WHAT YOU ARE ASKED TO DO – Since the copy must match the original, write out each record word for word, skipping only the pictures.

TASK INPUT –
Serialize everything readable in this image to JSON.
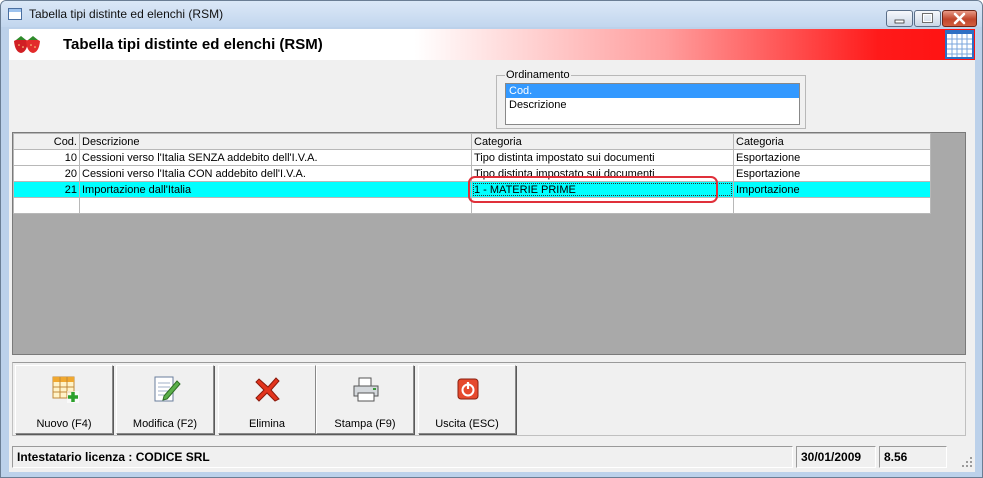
{
  "window": {
    "title": "Tabella tipi distinte ed elenchi (RSM)"
  },
  "header": {
    "title": "Tabella tipi distinte ed elenchi (RSM)"
  },
  "sort": {
    "legend": "Ordinamento",
    "options": [
      "Cod.",
      "Descrizione"
    ],
    "selected": "Cod."
  },
  "grid": {
    "columns": [
      "Cod.",
      "Descrizione",
      "Categoria",
      "Categoria"
    ],
    "rows": [
      {
        "cod": "10",
        "descrizione": "Cessioni verso l'Italia SENZA addebito dell'I.V.A.",
        "categoria1": "Tipo distinta impostato sui documenti",
        "categoria2": "Esportazione"
      },
      {
        "cod": "20",
        "descrizione": "Cessioni verso l'Italia CON addebito dell'I.V.A.",
        "categoria1": "Tipo distinta impostato sui documenti",
        "categoria2": "Esportazione"
      },
      {
        "cod": "21",
        "descrizione": "Importazione dall'Italia",
        "categoria1": "1 - MATERIE PRIME",
        "categoria2": "Importazione"
      }
    ],
    "selected_row": 2
  },
  "toolbar": {
    "new_label": "Nuovo (F4)",
    "edit_label": "Modifica (F2)",
    "delete_label": "Elimina",
    "print_label": "Stampa (F9)",
    "exit_label": "Uscita (ESC)"
  },
  "status": {
    "license": "Intestatario licenza : CODICE SRL",
    "date": "30/01/2009",
    "version": "8.56"
  },
  "colors": {
    "selected_row": "#00ffff",
    "highlight": "#e0303a",
    "list_selection": "#3399ff",
    "grid_background": "#a9a9a9"
  },
  "icons": {
    "app": "window-icon",
    "logo": "strawberries-icon",
    "calendar": "calendar-grid-icon",
    "new": "grid-add-icon",
    "edit": "edit-document-icon",
    "delete": "red-x-icon",
    "print": "printer-icon",
    "exit": "power-icon"
  }
}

SOLUTION TO THE PROBLEM –
Serialize everything readable in this image to JSON.
{
  "window": {
    "title": "Tabella tipi distinte ed elenchi (RSM)"
  },
  "header": {
    "title": "Tabella tipi distinte ed elenchi (RSM)"
  },
  "sort": {
    "legend": "Ordinamento",
    "options": [
      "Cod.",
      "Descrizione"
    ],
    "selected": "Cod."
  },
  "grid": {
    "columns": [
      "Cod.",
      "Descrizione",
      "Categoria",
      "Categoria"
    ],
    "rows": [
      {
        "cod": "10",
        "descrizione": "Cessioni verso l'Italia SENZA addebito dell'I.V.A.",
        "categoria1": "Tipo distinta impostato sui documenti",
        "categoria2": "Esportazione"
      },
      {
        "cod": "20",
        "descrizione": "Cessioni verso l'Italia CON addebito dell'I.V.A.",
        "categoria1": "Tipo distinta impostato sui documenti",
        "categoria2": "Esportazione"
      },
      {
        "cod": "21",
        "descrizione": "Importazione dall'Italia",
        "categoria1": "1 - MATERIE PRIME",
        "categoria2": "Importazione"
      }
    ],
    "selected_row": 2
  },
  "toolbar": {
    "new_label": "Nuovo (F4)",
    "edit_label": "Modifica (F2)",
    "delete_label": "Elimina",
    "print_label": "Stampa (F9)",
    "exit_label": "Uscita (ESC)"
  },
  "status": {
    "license": "Intestatario licenza : CODICE SRL",
    "date": "30/01/2009",
    "version": "8.56"
  },
  "colors": {
    "selected_row": "#00ffff",
    "highlight": "#e0303a",
    "list_selection": "#3399ff",
    "grid_background": "#a9a9a9"
  },
  "icons": {
    "app": "window-icon",
    "logo": "strawberries-icon",
    "calendar": "calendar-grid-icon",
    "new": "grid-add-icon",
    "edit": "edit-document-icon",
    "delete": "red-x-icon",
    "print": "printer-icon",
    "exit": "power-icon"
  }
}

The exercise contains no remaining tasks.